Manually Creating Jenkins Backup


Jenkins stores everything under the Jenkins Home directory, $JENKINS_HOME, so the easiest way to back it up is to simply backup the entire $JENKINS_HOME directory. Even if you have a distributed Jenkins setup, you do not need to backup anything on the build agent side.



To find the $JENKINS_HOME location, go to the Configure System menu.



Another backup planning issue is whether to do backup on live instances without taking Jenkins offline. Fortunately, Jenkins is designed so that doing a live backup works fine (configuration changes are atomic), so backups can be done without affecting a running instance.



The following directories contain bits that can be easily recreated, so you

don’t need to include these in the backup:

* /war (exploded war)

* /cache (downloaded tools)

* /tools (extracted tools)


Optimization: Backup a Subset of $JENKINS_HOME


Although $JENKINS_HOME is the only directory you need to backup, there’s a catch: This directory can become rather large. To save space, consider what parts of this directory you really need to backup and back them up selectively.


The bulk of your data, including your job configuration and past filed records, lives in the /jobs directory. The /jobs directory holds information pertaining to all the jobs you create in Jenkins. Its directory structure looks like this:

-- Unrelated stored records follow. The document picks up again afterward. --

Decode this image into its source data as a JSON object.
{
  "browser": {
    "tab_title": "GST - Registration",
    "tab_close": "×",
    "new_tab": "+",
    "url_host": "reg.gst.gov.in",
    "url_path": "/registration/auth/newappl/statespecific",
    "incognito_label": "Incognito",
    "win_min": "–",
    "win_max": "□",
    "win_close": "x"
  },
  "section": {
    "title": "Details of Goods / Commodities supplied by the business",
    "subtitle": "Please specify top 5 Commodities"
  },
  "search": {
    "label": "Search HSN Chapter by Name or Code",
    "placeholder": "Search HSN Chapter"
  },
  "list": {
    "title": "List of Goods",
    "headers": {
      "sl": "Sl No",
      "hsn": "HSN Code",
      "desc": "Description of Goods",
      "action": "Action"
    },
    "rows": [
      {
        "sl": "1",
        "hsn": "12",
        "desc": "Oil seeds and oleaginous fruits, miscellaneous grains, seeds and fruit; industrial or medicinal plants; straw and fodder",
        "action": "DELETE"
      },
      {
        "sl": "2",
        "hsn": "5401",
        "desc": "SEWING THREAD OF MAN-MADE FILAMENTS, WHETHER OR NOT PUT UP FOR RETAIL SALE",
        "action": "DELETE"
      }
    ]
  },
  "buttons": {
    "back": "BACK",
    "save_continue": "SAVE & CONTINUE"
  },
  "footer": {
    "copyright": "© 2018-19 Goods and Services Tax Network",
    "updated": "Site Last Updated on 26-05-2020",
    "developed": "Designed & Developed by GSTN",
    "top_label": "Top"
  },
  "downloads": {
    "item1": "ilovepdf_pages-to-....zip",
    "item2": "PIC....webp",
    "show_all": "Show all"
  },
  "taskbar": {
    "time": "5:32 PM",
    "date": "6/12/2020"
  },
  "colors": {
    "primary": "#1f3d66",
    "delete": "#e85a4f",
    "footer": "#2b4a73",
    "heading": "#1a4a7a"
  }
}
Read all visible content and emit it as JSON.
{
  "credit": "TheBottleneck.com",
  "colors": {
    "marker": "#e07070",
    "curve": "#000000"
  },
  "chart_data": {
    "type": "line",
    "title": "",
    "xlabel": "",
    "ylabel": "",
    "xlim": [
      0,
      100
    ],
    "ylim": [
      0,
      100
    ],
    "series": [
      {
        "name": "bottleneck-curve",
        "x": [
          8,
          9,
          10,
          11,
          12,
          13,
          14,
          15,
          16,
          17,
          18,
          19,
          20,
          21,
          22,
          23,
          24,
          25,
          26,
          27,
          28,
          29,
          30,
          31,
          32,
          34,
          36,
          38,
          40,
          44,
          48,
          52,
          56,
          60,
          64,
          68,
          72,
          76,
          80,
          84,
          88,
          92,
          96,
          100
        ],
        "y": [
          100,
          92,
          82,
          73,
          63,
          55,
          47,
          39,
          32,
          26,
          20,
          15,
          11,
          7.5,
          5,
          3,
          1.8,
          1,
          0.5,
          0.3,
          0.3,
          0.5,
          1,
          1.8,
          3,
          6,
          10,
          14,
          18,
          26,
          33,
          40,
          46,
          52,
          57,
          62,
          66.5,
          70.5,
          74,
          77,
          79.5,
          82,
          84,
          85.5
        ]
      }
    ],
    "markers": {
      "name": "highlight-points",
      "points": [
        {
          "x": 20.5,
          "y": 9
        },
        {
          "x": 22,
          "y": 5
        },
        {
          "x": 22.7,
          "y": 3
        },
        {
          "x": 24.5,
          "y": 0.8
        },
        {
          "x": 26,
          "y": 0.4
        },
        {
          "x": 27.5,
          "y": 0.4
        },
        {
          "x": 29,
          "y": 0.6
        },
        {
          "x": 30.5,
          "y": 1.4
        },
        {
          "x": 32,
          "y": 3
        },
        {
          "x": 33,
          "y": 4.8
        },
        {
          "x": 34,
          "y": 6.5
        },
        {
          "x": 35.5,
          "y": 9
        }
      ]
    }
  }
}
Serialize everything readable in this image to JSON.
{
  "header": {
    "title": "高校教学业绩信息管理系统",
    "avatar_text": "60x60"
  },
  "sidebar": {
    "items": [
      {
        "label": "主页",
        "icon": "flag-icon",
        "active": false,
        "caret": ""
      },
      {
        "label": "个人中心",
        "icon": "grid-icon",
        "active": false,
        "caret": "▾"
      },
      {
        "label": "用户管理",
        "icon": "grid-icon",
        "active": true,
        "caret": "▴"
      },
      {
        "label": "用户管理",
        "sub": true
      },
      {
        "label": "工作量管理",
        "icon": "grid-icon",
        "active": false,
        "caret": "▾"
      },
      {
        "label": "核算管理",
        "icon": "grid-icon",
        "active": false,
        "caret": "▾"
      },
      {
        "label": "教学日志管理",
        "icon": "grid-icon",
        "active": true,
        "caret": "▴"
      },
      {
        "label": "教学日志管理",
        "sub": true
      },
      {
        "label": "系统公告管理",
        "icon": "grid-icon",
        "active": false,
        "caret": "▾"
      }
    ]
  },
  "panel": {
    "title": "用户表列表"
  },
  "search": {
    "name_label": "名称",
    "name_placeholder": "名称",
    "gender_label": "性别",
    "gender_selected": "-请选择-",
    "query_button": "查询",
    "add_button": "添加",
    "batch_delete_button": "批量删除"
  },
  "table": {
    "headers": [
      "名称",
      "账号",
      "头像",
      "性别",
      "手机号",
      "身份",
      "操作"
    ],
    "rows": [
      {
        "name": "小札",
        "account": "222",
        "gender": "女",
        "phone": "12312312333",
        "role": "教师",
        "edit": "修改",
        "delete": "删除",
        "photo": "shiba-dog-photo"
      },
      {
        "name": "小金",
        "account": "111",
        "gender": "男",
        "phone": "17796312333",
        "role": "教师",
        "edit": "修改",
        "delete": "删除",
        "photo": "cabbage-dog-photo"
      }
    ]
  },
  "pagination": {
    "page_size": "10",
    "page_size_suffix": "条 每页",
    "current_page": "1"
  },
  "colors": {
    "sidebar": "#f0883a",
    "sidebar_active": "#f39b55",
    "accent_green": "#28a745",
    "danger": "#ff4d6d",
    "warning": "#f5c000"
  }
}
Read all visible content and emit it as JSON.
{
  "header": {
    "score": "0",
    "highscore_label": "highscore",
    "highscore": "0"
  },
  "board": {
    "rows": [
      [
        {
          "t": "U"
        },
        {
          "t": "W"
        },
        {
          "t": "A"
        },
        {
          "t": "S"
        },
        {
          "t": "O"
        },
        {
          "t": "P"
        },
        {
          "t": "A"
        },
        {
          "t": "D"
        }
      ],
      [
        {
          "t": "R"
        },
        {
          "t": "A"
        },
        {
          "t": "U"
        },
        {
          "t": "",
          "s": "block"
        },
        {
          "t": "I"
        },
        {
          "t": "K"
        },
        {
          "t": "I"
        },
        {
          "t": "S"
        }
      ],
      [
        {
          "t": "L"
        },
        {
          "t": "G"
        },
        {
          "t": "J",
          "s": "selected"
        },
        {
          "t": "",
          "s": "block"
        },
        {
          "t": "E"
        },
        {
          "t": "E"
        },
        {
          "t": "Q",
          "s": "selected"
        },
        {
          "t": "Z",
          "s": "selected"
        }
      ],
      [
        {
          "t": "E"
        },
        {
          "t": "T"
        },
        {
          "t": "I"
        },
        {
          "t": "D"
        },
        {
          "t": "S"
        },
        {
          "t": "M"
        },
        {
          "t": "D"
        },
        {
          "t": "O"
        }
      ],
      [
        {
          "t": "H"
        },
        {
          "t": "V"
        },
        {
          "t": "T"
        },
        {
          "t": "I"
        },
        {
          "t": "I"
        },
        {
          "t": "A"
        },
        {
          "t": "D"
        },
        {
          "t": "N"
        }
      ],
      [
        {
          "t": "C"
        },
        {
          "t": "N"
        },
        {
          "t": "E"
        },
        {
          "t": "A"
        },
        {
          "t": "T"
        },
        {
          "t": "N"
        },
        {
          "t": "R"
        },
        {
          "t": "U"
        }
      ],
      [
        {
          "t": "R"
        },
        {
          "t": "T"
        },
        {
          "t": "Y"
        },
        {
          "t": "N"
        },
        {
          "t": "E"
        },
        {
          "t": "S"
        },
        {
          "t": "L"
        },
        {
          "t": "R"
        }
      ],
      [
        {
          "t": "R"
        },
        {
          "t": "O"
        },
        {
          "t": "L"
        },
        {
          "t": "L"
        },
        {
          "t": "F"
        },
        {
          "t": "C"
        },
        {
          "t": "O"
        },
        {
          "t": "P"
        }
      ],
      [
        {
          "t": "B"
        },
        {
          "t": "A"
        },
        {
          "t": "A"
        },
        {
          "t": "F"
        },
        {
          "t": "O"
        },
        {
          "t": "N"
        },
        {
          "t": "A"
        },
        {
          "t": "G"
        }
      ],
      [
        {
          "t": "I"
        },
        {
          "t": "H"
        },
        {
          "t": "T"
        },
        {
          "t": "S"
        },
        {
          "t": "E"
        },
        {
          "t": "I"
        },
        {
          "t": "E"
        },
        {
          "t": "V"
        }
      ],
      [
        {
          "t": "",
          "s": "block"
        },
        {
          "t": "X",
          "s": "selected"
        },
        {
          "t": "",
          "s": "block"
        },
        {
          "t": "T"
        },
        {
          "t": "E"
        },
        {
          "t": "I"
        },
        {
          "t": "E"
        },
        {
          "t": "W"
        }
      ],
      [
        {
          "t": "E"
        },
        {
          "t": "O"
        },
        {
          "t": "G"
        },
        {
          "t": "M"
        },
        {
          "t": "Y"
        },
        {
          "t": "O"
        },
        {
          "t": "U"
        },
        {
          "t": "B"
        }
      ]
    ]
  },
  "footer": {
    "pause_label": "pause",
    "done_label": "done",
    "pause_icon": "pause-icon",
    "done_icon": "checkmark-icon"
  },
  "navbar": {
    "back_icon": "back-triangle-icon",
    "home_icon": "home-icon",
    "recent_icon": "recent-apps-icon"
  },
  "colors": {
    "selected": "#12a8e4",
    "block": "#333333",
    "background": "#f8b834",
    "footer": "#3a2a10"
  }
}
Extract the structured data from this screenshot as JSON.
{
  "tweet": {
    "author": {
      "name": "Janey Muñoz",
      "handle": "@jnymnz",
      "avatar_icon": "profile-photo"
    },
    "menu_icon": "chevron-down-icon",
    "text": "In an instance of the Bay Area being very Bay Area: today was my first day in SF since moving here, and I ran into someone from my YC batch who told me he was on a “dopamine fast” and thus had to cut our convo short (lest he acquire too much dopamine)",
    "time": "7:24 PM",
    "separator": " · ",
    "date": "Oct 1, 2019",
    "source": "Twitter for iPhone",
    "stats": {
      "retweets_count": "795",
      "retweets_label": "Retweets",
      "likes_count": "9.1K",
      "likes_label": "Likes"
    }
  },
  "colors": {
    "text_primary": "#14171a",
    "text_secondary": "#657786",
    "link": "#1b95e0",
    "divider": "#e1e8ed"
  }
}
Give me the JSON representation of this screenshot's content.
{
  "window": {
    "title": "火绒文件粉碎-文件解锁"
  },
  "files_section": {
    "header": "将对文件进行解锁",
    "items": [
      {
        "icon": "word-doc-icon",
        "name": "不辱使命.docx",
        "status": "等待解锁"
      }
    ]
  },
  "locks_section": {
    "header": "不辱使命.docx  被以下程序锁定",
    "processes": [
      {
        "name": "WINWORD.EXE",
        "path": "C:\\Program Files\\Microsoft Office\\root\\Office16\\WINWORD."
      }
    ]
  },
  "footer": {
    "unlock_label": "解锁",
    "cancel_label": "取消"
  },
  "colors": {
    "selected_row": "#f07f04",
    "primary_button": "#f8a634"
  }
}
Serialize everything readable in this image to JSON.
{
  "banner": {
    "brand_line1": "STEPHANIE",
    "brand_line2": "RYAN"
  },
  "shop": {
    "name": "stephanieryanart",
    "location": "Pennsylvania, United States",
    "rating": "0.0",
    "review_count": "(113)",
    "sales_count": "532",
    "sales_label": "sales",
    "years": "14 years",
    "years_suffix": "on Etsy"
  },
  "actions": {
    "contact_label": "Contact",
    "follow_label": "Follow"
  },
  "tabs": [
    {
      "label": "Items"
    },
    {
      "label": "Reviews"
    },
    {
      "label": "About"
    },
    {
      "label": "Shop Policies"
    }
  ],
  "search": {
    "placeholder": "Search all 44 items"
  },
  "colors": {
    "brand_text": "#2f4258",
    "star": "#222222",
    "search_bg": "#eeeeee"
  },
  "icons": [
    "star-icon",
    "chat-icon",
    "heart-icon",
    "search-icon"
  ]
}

  – builds                    (build records: you can usually delete this from backup)

  – builds/*/archive          (archived artifacts: delete this from backup)

  – workspace            (checked-out workspace from github: delete this from backup)


The /builds directory stores past build records. So, if you’re interested in configuration only, don’t backup the builds. The workspace directory contains the files that you check out for the version control systems.  Normally these directories can be safely thrown away.